I’ve yet to hear confirmation from ICANN that it will not take action as a result of the IPC’s letter, but it has evidently not so far chosen to intervene.
The IPC described .sucks, with its suggested $2,500 sunrise fee, as a “shakedown” and a “perversion” of the new gTLD program’s rights protection mechanisms.
Vox Pop has also published its registry-level fees.
It turns out its sunrise fee is $1,999, with a suggested retail price of $2,499.
That’s an attractive mark-up for registrars, but it’s not clear from the registry’s web site how many of its 30-plus contracted registrars have chosen to participate in the sunrise phase.
With the current volume of sunrise registrations running at fewer than 1,000 per TLD, and most registrations coming via a small number of brand protection registrars, it’s debateable whether it’s worthwhile for most registrars to bother with the extra implementation work.

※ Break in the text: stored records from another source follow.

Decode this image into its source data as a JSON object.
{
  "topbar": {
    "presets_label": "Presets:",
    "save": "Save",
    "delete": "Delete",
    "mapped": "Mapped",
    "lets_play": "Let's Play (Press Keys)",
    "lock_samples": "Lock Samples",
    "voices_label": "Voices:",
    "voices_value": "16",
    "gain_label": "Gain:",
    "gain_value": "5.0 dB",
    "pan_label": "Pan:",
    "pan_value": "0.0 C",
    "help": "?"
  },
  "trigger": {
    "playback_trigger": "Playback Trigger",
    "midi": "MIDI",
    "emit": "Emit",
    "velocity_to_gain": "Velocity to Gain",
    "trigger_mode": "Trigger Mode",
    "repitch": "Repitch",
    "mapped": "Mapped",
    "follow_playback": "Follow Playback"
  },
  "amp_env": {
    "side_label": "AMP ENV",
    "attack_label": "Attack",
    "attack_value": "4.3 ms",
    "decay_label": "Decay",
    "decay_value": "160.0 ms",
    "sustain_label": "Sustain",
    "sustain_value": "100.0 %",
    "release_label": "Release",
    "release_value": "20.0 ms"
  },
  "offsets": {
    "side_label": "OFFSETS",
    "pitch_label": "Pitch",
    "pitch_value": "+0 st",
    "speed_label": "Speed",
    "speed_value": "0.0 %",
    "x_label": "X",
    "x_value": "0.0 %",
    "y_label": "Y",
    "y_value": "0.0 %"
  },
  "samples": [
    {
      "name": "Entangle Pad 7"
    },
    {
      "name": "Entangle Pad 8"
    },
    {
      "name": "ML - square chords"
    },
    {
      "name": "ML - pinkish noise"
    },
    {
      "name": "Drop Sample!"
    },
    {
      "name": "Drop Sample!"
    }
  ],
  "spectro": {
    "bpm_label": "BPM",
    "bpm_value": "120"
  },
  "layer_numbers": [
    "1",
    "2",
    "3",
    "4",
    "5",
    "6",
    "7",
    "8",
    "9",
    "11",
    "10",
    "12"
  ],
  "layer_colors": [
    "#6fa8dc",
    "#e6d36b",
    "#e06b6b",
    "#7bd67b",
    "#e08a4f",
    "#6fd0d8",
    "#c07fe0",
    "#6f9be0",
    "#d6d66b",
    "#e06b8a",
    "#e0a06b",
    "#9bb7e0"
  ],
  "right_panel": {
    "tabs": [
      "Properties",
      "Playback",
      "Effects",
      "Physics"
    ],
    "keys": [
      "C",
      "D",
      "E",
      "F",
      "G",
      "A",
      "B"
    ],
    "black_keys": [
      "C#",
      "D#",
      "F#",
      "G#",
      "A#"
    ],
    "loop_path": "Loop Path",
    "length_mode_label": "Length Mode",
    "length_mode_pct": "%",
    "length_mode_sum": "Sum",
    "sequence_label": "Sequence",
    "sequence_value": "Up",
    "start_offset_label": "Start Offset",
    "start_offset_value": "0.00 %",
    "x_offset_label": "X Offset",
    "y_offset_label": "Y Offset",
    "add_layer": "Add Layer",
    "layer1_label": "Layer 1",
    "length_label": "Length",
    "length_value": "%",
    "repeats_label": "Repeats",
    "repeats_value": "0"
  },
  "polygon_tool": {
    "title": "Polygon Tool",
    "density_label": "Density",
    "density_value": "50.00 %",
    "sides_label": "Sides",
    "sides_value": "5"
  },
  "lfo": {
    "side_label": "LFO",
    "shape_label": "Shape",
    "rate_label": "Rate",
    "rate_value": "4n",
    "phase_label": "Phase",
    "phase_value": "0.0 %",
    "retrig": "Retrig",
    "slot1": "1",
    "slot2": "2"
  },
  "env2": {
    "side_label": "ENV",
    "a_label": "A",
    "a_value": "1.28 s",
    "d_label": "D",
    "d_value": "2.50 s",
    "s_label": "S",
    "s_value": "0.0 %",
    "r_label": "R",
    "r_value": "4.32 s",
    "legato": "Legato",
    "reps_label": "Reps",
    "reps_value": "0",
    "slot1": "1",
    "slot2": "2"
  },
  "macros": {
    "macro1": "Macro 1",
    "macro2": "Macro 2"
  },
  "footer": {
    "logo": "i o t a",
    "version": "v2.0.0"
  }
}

Several retail registrars I checked are not currently offering sunrise names.
One corporate registrar, IPC member MarkMonitor, has promised to only mark up registrations by $25 per name, saying it refuses to profit from .sucks. Presumably, therefore, it is selling sunrise names for $2,024.
Of the registrars I checked that publish their prices on their web sites, Marcaria and 101domain are selling for $2,199. LexSynergy is priced in GBP that works out to $2,533 a year. Rebel.com has gone for $2,600 (including a $100 non-refundable application fee).
Neustar still seems set to lose a critical US government contract that provides half of its annual revenue.
The Federal Communications Commission voted unanimously last week to begin talks with rival contract bidder Telcordia, saying it will save the US consumer hundreds of millions of dollars a year.
Since 1997, Neustar has administered the telephone number portability system in the US. It’s not related to domain names.
Neustar, which also runs .us, .biz and .co, made $474.8 million from the deal in 2014, 49% of its annual revenue.
Commissioner Ajit Pai said in a statement:
Should we now declare Telcordia the next local number portability administrator? When you compare the numbers, the answer is clear. Last year, the current contract cost about $460 million. In contrast, Telcordia bid less than $1 billion for a seven-year term — that’s less than $143 million per year. That’s substantial savings for the American public.
Neustar told Bloomberg that the ruling was “procedurally defective” and that the company is “considering all options to address the significant flaws.”
Some kind of legal action to attempt to block the negotiations seems possible.
The company has also initiated a share buy-back to prop up its stock in light of the bad news.